Looks like the interests of Aquino II on guns and the military are clearly manifested in the accomplishments.
As of April 2013, PhilHealth enrollment rate was 81 percent or 79.13 million of the projected population, higher compared to the 62-percent enrollment rate or 57.20 million of the projected population in 2010.
On 19 June 2013, the President signed RA 10606 (An Act Amending the National Health Insurance Act of 1995), which mandates the provision of comprehensive health care services to all Filipinos through a socialized health insurance program that will cover the health care needs of the underprivileged, sick, elderly, persons with disabilities (PWDs), women, and children and provide free health care services to indigents.
The passage of the Sin Tax Law (RA 10351), which raises taxes of cigarettes and liquor to fund priority health projects.
The passage of the Responsible Parenthood and Reproductive Health Act of 2012 (RA 10354) which guarantees universal access to methods on contraception, fertility control, sexual education and maternal care.
So why should there be an increase in the premiums of Philhealth when the Sin Tax Law was principally passed for health reasons?
Aquino II pursued Pocket Open Skies Policy (EO 29, s. 2011) to increase air connectivity of local tourist destinations, which has so far generated: 14.75-percent increase in incoming and outgoing flights from 69,446 flights in January to June 2011 to 79,690 flights in January to June 2012. Increase in passenger traffic growth (inbound and outbound) in 2011 compared to 2010—international: 9.7 percent and domestic: 13.3 percent.

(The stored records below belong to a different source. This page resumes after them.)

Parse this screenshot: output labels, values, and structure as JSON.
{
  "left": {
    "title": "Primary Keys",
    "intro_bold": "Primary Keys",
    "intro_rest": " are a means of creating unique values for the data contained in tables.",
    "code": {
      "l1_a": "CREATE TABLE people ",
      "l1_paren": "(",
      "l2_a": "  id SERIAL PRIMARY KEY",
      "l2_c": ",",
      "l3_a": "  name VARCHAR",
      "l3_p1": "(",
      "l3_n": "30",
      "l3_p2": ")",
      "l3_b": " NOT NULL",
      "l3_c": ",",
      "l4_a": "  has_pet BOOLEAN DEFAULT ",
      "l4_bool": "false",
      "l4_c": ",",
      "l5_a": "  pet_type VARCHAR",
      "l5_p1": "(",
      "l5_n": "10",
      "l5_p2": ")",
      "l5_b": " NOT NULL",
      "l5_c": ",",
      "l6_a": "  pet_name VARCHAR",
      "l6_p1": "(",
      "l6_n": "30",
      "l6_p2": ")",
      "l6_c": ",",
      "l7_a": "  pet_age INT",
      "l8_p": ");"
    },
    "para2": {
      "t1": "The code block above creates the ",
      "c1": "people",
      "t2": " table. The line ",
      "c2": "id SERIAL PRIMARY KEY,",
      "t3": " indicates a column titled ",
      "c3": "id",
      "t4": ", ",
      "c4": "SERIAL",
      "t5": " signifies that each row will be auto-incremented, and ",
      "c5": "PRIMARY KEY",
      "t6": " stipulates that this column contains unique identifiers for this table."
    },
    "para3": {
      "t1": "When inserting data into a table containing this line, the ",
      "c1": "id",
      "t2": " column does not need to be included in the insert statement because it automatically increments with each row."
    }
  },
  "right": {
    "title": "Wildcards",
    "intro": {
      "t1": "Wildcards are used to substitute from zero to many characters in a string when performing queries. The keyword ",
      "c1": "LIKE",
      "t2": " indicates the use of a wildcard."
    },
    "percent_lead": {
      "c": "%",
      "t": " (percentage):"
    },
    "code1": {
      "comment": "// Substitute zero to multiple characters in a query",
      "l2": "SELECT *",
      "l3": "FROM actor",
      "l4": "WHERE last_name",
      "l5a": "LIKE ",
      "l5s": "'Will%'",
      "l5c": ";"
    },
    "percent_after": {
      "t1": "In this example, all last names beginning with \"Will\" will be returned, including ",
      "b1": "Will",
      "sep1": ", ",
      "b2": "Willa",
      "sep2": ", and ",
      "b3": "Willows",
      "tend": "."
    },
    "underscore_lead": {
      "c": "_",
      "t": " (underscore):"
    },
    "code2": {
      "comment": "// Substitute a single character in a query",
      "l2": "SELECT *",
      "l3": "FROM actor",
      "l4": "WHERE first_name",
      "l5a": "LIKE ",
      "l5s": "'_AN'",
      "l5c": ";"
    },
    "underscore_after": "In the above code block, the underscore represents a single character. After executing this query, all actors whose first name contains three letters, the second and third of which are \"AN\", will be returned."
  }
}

Increase in the number of aviation players in the country, which include new local aviation players (e.g., AirAsia Philippines); expansion of existing services (e.g., Seair, previously only a domestic operator became a new international operator); and more foreign airline operators in the country (e.g., All Nippon Airways, Tiger Airways, Jin Air, Air Busan Co., Ltd.).
These initiatives have contributed to the increase in international tourist arrivals that reached 3.9 million in 2011, 11-percent higher than the 3.5 million posted in 2010, and 2.144 million in the first semester of 2012, which is 11.7-percent higher than the 1.919 million posted in the same semester in 2011. This is also 47 percent of the 4.6 million target international tourist arrivals in 2012.
But compared to our neighbors, ours is still a speck in the huge tourism market. Why? Because of infra, just look at the three terminals of NAIA and you get the drift.
These are what Aquino II started and accomplished. Define burn out and I will tell you your work ethic.